Article:Legal team from China tours Rhode Island courts

The Providence Journal  reports……


CENTRAL FALLS, R.I. – Just two years ago, China put in place a new policy requiring prosecutors to assess if suspects should be detained or could be freed as their case wound its way through that country’s courts.
Up to that point, prosecutors faced no such requirement. Suspects would predominately remain held, regardless of the severity of their crime.
“Their default position was to detain everyone,” said Ira Belkin, executive director of the U.S. Asia Law Institute at New York University School of Law.
Even today, people being investigated for crimes in that country can be held 37 days without being charged.
About 10 legal scholars, five prominent lawyers and leaders of law schools in China, visited Rhode Island this week to see firsthand how the state and federal bail and pretrial systems work. Their aim is to bring what they learn back to their country in an effort to bring about legal reform, said Belkin, whose institute sponsored the two-day trip.
The group visited state and federal courts, met state and federal judges, and observed bail hearings in state Superior and District courts. They chatted with federal prosecutors and public defenders and inspected cell blocks.
They toured the Central Falls Police Department Thursday with Police Chief James Mendonca as guide. Mayor James Diossa was briefly on hand.
“We don’t want to hold anyone longer than we have to,” Mendonca said as he showed them the adult men’s cell block at the station.
The 37 officers on the force made about 2,000 arrests in 2013, he told the crowd. The city’s two murders were quickly solved.
Once a flourishing mill town, the 1.3-square mile city has a population of about 19,300 based on Census figures – a figure that rises by 2,000 to 3,000 with undocumented immigrants, he said.
The group peppered Mendonca with questions about whether police were encouraged to give tickets as a revenue source.
“Revenue should not matter,” Mendonca said. If the police were to do that would erode public trust, he said.
Ronjiie Lan, a law professor at Zhejiang University Guanghua Law, asked about DNA testing and other lab work.
Mendonca explained that a person could consent to give a DNA or police could seek a warrant from a magistrate or judge. In doing so, an officer must first prove that probable cause exists to believe the person has committed a crime.

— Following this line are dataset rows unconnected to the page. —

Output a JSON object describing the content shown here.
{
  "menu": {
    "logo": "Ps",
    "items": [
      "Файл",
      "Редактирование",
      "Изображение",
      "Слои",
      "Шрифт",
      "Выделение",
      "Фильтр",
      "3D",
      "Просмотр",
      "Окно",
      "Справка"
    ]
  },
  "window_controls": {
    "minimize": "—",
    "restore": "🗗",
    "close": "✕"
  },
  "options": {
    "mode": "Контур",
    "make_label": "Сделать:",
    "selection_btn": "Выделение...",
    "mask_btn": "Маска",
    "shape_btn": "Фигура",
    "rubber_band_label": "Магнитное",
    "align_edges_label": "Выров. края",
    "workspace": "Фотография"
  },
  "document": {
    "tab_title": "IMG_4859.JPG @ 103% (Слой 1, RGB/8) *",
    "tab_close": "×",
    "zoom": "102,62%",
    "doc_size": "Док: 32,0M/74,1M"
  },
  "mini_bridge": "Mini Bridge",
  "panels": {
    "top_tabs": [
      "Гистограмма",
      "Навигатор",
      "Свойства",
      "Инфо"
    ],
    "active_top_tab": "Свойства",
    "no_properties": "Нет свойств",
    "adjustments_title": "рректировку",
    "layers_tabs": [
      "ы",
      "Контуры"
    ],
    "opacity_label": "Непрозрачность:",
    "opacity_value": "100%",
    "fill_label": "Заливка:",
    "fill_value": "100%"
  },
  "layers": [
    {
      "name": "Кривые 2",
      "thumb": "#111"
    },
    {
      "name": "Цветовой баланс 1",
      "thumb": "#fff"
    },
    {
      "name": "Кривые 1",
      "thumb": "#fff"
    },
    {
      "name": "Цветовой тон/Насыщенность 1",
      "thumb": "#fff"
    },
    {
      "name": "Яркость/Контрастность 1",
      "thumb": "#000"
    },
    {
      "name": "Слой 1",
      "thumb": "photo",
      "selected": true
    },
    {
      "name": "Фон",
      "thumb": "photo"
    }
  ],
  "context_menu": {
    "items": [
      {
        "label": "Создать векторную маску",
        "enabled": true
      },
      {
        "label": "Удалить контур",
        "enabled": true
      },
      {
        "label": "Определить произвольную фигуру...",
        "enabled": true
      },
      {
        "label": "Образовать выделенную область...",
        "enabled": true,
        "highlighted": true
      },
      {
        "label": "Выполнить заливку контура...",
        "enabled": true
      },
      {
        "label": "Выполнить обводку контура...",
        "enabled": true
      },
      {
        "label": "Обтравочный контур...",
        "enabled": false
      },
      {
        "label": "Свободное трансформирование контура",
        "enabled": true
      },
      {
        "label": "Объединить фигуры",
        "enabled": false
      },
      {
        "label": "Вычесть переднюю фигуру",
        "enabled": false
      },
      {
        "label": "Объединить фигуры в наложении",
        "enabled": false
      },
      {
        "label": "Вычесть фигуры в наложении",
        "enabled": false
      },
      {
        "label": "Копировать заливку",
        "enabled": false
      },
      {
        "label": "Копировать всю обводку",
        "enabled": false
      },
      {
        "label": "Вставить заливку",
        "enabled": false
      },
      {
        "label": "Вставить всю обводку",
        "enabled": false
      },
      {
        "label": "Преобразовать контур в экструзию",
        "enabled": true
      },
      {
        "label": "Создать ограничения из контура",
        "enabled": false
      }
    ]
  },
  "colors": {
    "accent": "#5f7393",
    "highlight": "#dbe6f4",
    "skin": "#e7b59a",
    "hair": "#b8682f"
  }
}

What struck Chao Liu most about their tour was that police officers in Rhode Island understand people’s Constitutional rights. Asked how that compares to China, where she worked as a legal assistant for several years, Liu said “very different.”
Liu, too, was impressed to see a federal jury empaneled. “The whole process, it showed respect for the rule of law,” said Liu, now a research scholar at the institute.
Weimin Zuo, director of China Judicial Reform Research Center at Sichaun University, said that it was too early to tell how China’s new bail assessment policy is working.
“We want to see what is good,” he said of the Rhode Island tour. He will then work toward reforms in his country with leaders there.
Historically, in the Chinese police investigations are carried out without any oversight, according to Barry Weiner, chief federal probation officer in Rhode Island who helped lead the tour. The charging phase is controlled by the prosecutors and the trial phase is supervised by the courts.
Prior to a person’s arrest, suspects there do not have the right to have an attorney present during interrogation, the right to remain silent, or the presumption of innocence, said Weiner, who, working with NYU, has conducted workshops in China focused on comparative practices and bail reform. Coerced confessions, although prohibited by law, are a common feature of Chinese criminal cases, he said.
He referenced several well-known wrongful convictions that highlight the country’s problematic system, including a man sentenced to death whose alleged victim, his wife, returned alive.
Weiner will retire as the chief federal probation officer in Rhode Island next month. The next day, he will start as associate director of community corrections for the state, overseeing probation and parole for the Department of Corrections.